WORK INSTRUCTIONS
The entries are to be duplicated exactly, though any picture in them must be omitted.

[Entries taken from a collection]
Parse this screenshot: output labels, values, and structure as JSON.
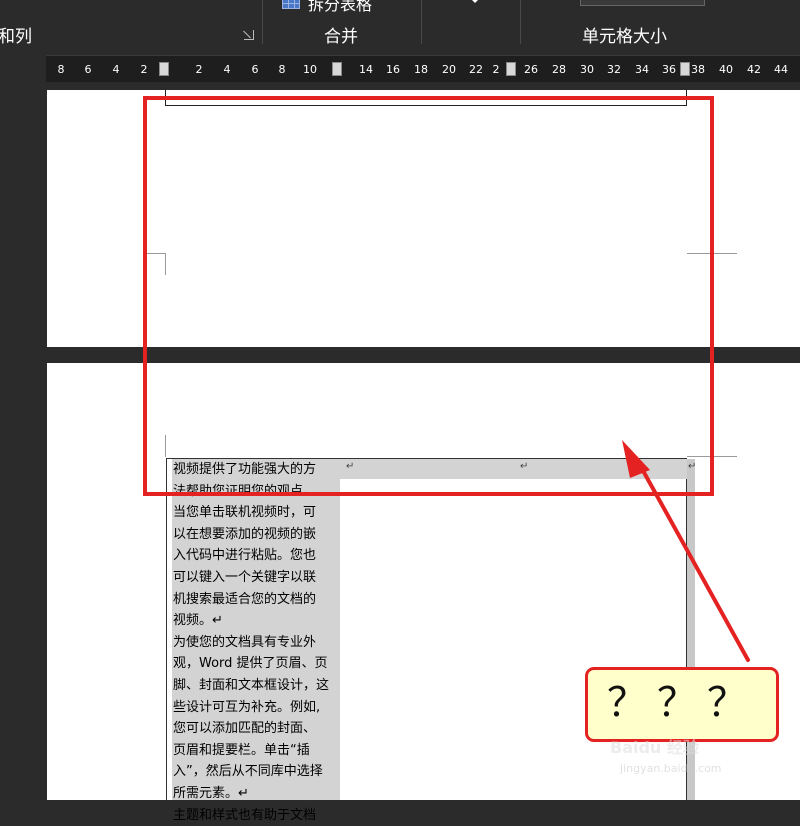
{
  "ribbon": {
    "group_rows_cols_label": "和列",
    "group_merge_label": "合并",
    "group_cell_size_label": "单元格大小",
    "split_table_label": "拆分表格"
  },
  "ruler": {
    "left_ticks": [
      "8",
      "6",
      "4",
      "2"
    ],
    "right_ticks": [
      "2",
      "4",
      "6",
      "8",
      "10",
      "14",
      "16",
      "18",
      "20",
      "22",
      "2",
      "26",
      "28",
      "30",
      "32",
      "34",
      "36",
      "38",
      "40",
      "42",
      "44"
    ]
  },
  "document": {
    "cell_lines": [
      "视频提供了功能强大的方",
      "法帮助您证明您的观点。",
      "当您单击联机视频时，可",
      "以在想要添加的视频的嵌",
      "入代码中进行粘贴。您也",
      "可以键入一个关键字以联",
      "机搜索最适合您的文档的",
      "视频。↵",
      "为使您的文档具有专业外",
      "观，Word 提供了页眉、页",
      "脚、封面和文本框设计，这",
      "些设计可互为补充。例如,",
      "您可以添加匹配的封面、",
      "页眉和提要栏。单击“插",
      "入”，然后从不同库中选择",
      "所需元素。↵",
      "主题和样式也有助于文档"
    ],
    "cell_end_mark": "↵"
  },
  "annotation": {
    "callout_text": "？？？",
    "highlight_color": "#e52222",
    "callout_bg": "#ffffcc"
  },
  "watermark": {
    "brand": "Baidu 经验",
    "url": "jingyan.baidu.com"
  }
}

ANSWER TO THE PROBLEM
Parse this screenshot: output labels, values, and structure as JSON.
{
  "ribbon": {
    "group_rows_cols_label": "和列",
    "group_merge_label": "合并",
    "group_cell_size_label": "单元格大小",
    "split_table_label": "拆分表格"
  },
  "ruler": {
    "left_ticks": [
      "8",
      "6",
      "4",
      "2"
    ],
    "right_ticks": [
      "2",
      "4",
      "6",
      "8",
      "10",
      "14",
      "16",
      "18",
      "20",
      "22",
      "2",
      "26",
      "28",
      "30",
      "32",
      "34",
      "36",
      "38",
      "40",
      "42",
      "44"
    ]
  },
  "document": {
    "cell_lines": [
      "视频提供了功能强大的方",
      "法帮助您证明您的观点。",
      "当您单击联机视频时，可",
      "以在想要添加的视频的嵌",
      "入代码中进行粘贴。您也",
      "可以键入一个关键字以联",
      "机搜索最适合您的文档的",
      "视频。↵",
      "为使您的文档具有专业外",
      "观，Word 提供了页眉、页",
      "脚、封面和文本框设计，这",
      "些设计可互为补充。例如,",
      "您可以添加匹配的封面、",
      "页眉和提要栏。单击“插",
      "入”，然后从不同库中选择",
      "所需元素。↵",
      "主题和样式也有助于文档"
    ],
    "cell_end_mark": "↵"
  },
  "annotation": {
    "callout_text": "？？？",
    "highlight_color": "#e52222",
    "callout_bg": "#ffffcc"
  },
  "watermark": {
    "brand": "Baidu 经验",
    "url": "jingyan.baidu.com"
  }
}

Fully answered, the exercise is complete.